**What is being asked**:
Read the lines of the data below and retrieve those with "screenshot".

**Extracted entries**:
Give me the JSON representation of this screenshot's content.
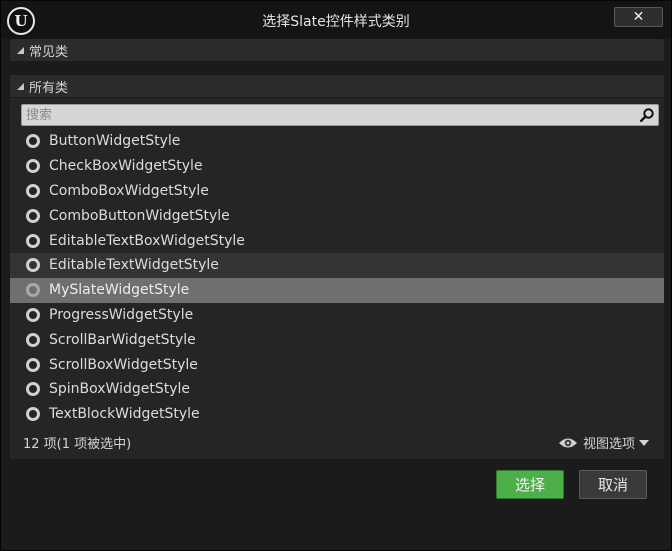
{
  "window": {
    "title": "选择Slate控件样式类别",
    "logo_text": "U",
    "close_glyph": "✕"
  },
  "sections": {
    "common": "常见类",
    "all": "所有类"
  },
  "search": {
    "placeholder": "搜索",
    "value": ""
  },
  "list": {
    "items": [
      {
        "label": "ButtonWidgetStyle",
        "state": "normal"
      },
      {
        "label": "CheckBoxWidgetStyle",
        "state": "normal"
      },
      {
        "label": "ComboBoxWidgetStyle",
        "state": "normal"
      },
      {
        "label": "ComboButtonWidgetStyle",
        "state": "normal"
      },
      {
        "label": "EditableTextBoxWidgetStyle",
        "state": "normal"
      },
      {
        "label": "EditableTextWidgetStyle",
        "state": "hover"
      },
      {
        "label": "MySlateWidgetStyle",
        "state": "selected"
      },
      {
        "label": "ProgressWidgetStyle",
        "state": "normal"
      },
      {
        "label": "ScrollBarWidgetStyle",
        "state": "normal"
      },
      {
        "label": "ScrollBoxWidgetStyle",
        "state": "normal"
      },
      {
        "label": "SpinBoxWidgetStyle",
        "state": "normal"
      },
      {
        "label": "TextBlockWidgetStyle",
        "state": "normal"
      }
    ]
  },
  "footer": {
    "count_text": "12 项(1 项被选中)",
    "view_options_label": "视图选项"
  },
  "buttons": {
    "select_label": "选择",
    "cancel_label": "取消"
  },
  "colors": {
    "select_button": "#4caf4a",
    "selected_row": "#6f6f6f",
    "hover_row": "#343434"
  },
  "icons": {
    "search": "search-icon",
    "eye": "eye-icon",
    "close": "close-icon",
    "radio": "radio-icon"
  }
}
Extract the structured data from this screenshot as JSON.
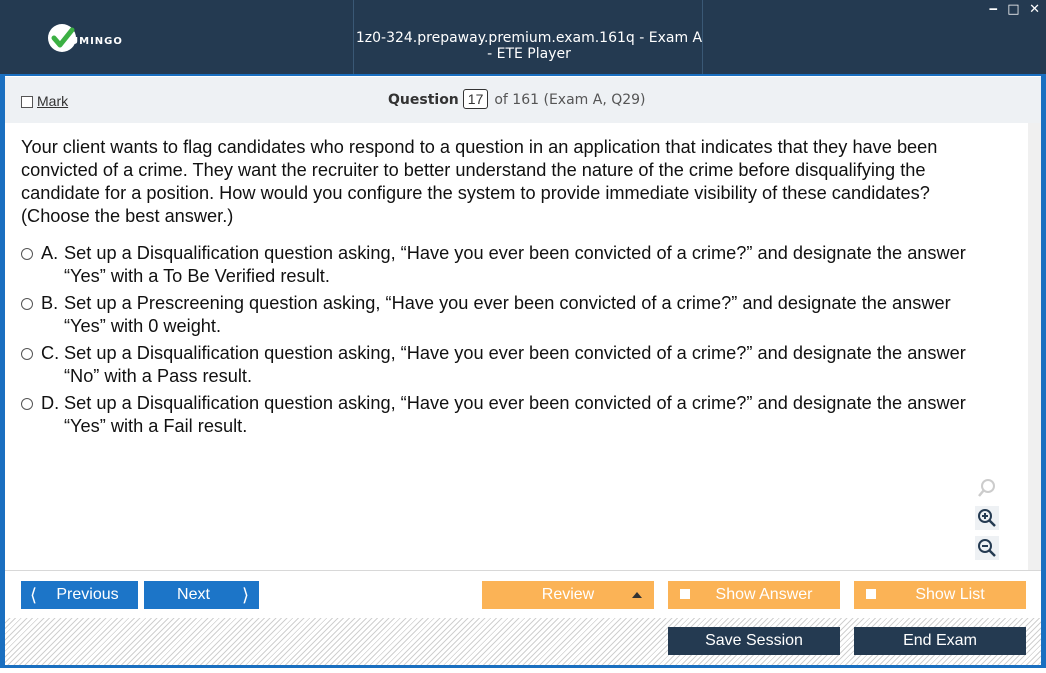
{
  "titlebar": {
    "logo_text": "UMINGO",
    "window_title": "1z0-324.prepaway.premium.exam.161q - Exam A - ETE Player",
    "controls": {
      "minimize": "‒",
      "maximize": "□",
      "close": "✕"
    }
  },
  "header": {
    "mark_label": "Mark",
    "question_label": "Question",
    "question_number": "17",
    "question_of": "of 161 (Exam A, Q29)"
  },
  "question": {
    "text": "Your client wants to flag candidates who respond to a question in an application that indicates that they have been convicted of a crime. They want the recruiter to better understand the nature of the crime before disqualifying the candidate for a position. How would you configure the system to provide immediate visibility of these candidates? (Choose the best answer.)"
  },
  "answers": [
    {
      "letter": "A.",
      "text": "Set up a Disqualification question asking, “Have you ever been convicted of a crime?” and designate the answer “Yes” with a To Be Verified result."
    },
    {
      "letter": "B.",
      "text": "Set up a Prescreening question asking, “Have you ever been convicted of a crime?” and designate the answer “Yes” with 0 weight."
    },
    {
      "letter": "C.",
      "text": "Set up a Disqualification question asking, “Have you ever been convicted of a crime?” and designate the answer “No” with a Pass result."
    },
    {
      "letter": "D.",
      "text": "Set up a Disqualification question asking, “Have you ever been convicted of a crime?” and designate the answer “Yes” with a Fail result."
    }
  ],
  "nav": {
    "previous_label": "Previous",
    "next_label": "Next",
    "review_label": "Review",
    "show_answer_label": "Show Answer",
    "show_list_label": "Show List",
    "save_session_label": "Save Session",
    "end_exam_label": "End Exam"
  },
  "icons": {
    "logo": "check-circle-icon",
    "zoom": [
      "search-icon",
      "zoom-in-icon",
      "zoom-out-icon"
    ]
  },
  "colors": {
    "titlebar_bg": "#243a51",
    "accent_blue": "#1c75c8",
    "orange": "#fbb356",
    "dark_button": "#243a51"
  }
}
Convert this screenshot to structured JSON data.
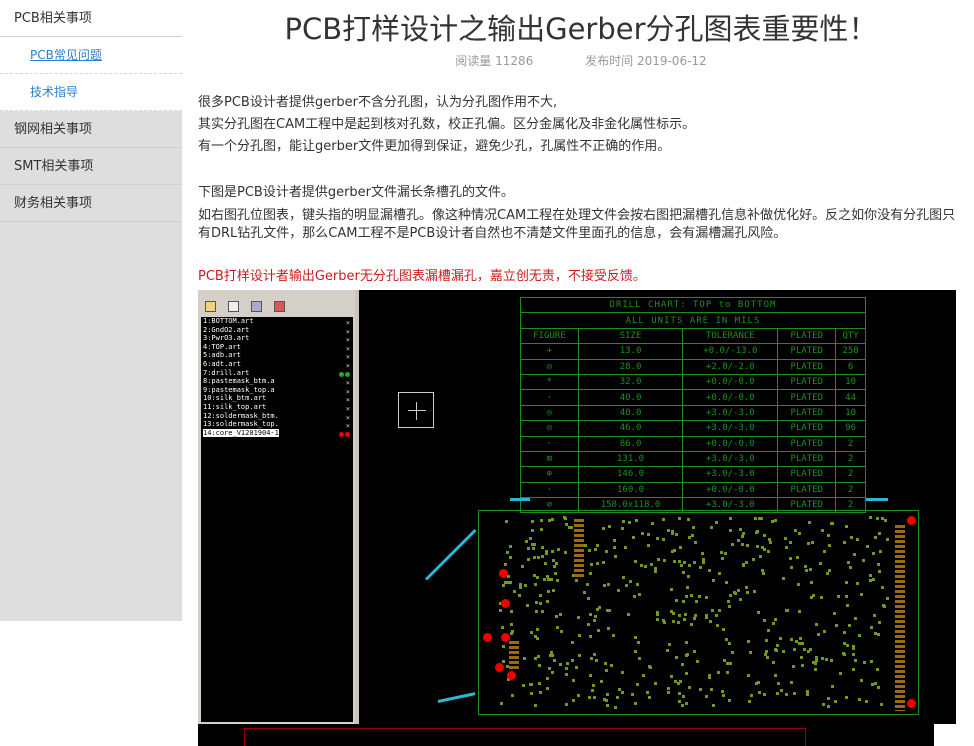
{
  "sidebar": {
    "items": [
      {
        "label": "PCB相关事项"
      },
      {
        "label": "PCB常见问题"
      },
      {
        "label": "技术指导"
      },
      {
        "label": "钢网相关事项"
      },
      {
        "label": "SMT相关事项"
      },
      {
        "label": "财务相关事项"
      }
    ]
  },
  "article": {
    "title": "PCB打样设计之输出Gerber分孔图表重要性！",
    "reads": "阅读量 11286",
    "published": "发布时间 2019-06-12",
    "para1": [
      "很多PCB设计者提供gerber不含分孔图，认为分孔图作用不大,",
      "其实分孔图在CAM工程中是起到核对孔数，校正孔偏。区分金属化及非金化属性标示。",
      "有一个分孔图，能让gerber文件更加得到保证，避免少孔，孔属性不正确的作用。"
    ],
    "para2": [
      "下图是PCB设计者提供gerber文件漏长条槽孔的文件。",
      "如右图孔位图表，键头指的明显漏槽孔。像这种情况CAM工程在处理文件会按右图把漏槽孔信息补做优化好。反之如你没有分孔图只有DRL钻孔文件，那么CAM工程不是PCB设计者自然也不清楚文件里面孔的信息，会有漏槽漏孔风险。"
    ],
    "warning": "PCB打样设计者输出Gerber无分孔图表漏槽漏孔，嘉立创无责，不接受反馈。"
  },
  "cam": {
    "files": [
      "1:BOTTOM.art",
      "2:GndO2.art",
      "3:PwrO3.art",
      "4:TOP.art",
      "5:adb.art",
      "6:adt.art",
      "7:drill.art",
      "8:pastemask_btm.a",
      "9:pastemask_top.a",
      "10:silk_btm.art",
      "11:silk_top.art",
      "12:soldermask_btm.",
      "13:soldermask_top.",
      "14:core_V1201904-1"
    ],
    "drill_title": "DRILL CHART: TOP to BOTTOM",
    "drill_units": "ALL UNITS ARE IN MILS",
    "drill_headers": [
      "FIGURE",
      "SIZE",
      "TOLERANCE",
      "PLATED",
      "QTY"
    ],
    "drill_rows": [
      [
        "+",
        "13.0",
        "+0.0/-13.0",
        "PLATED",
        "258"
      ],
      [
        "◎",
        "28.0",
        "+2.0/-2.0",
        "PLATED",
        "6"
      ],
      [
        "*",
        "32.0",
        "+0.0/-0.0",
        "PLATED",
        "10"
      ],
      [
        "·",
        "40.0",
        "+0.0/-0.0",
        "PLATED",
        "44"
      ],
      [
        "◎",
        "40.0",
        "+3.0/-3.0",
        "PLATED",
        "10"
      ],
      [
        "◎",
        "46.0",
        "+3.0/-3.0",
        "PLATED",
        "96"
      ],
      [
        "·",
        "86.0",
        "+0.0/-0.0",
        "PLATED",
        "2"
      ],
      [
        "⊠",
        "131.0",
        "+3.0/-3.0",
        "PLATED",
        "2"
      ],
      [
        "⊕",
        "146.0",
        "+3.0/-3.0",
        "PLATED",
        "2"
      ],
      [
        "·",
        "160.0",
        "+0.0/-0.0",
        "PLATED",
        "2"
      ],
      [
        "⊘",
        "158.0x118.0",
        "+3.0/-3.0",
        "PLATED",
        "2"
      ]
    ],
    "colors": {
      "trace": "#1e8f1e",
      "pad": "#e00000",
      "arrow": "#2bb6d6"
    }
  }
}
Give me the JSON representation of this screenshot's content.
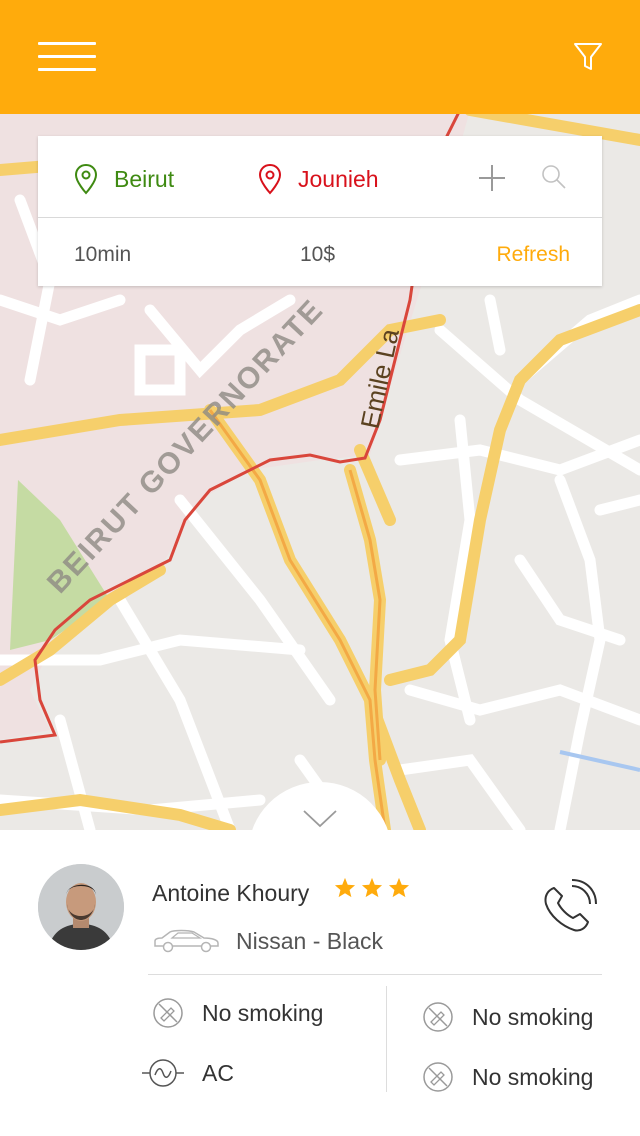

**Answer**:
Give me the JSON representation of this screenshot's content.
Extract the structured data from this screenshot as JSON.
Convert this screenshot to structured JSON data.
Give me the JSON representation of this screenshot's content.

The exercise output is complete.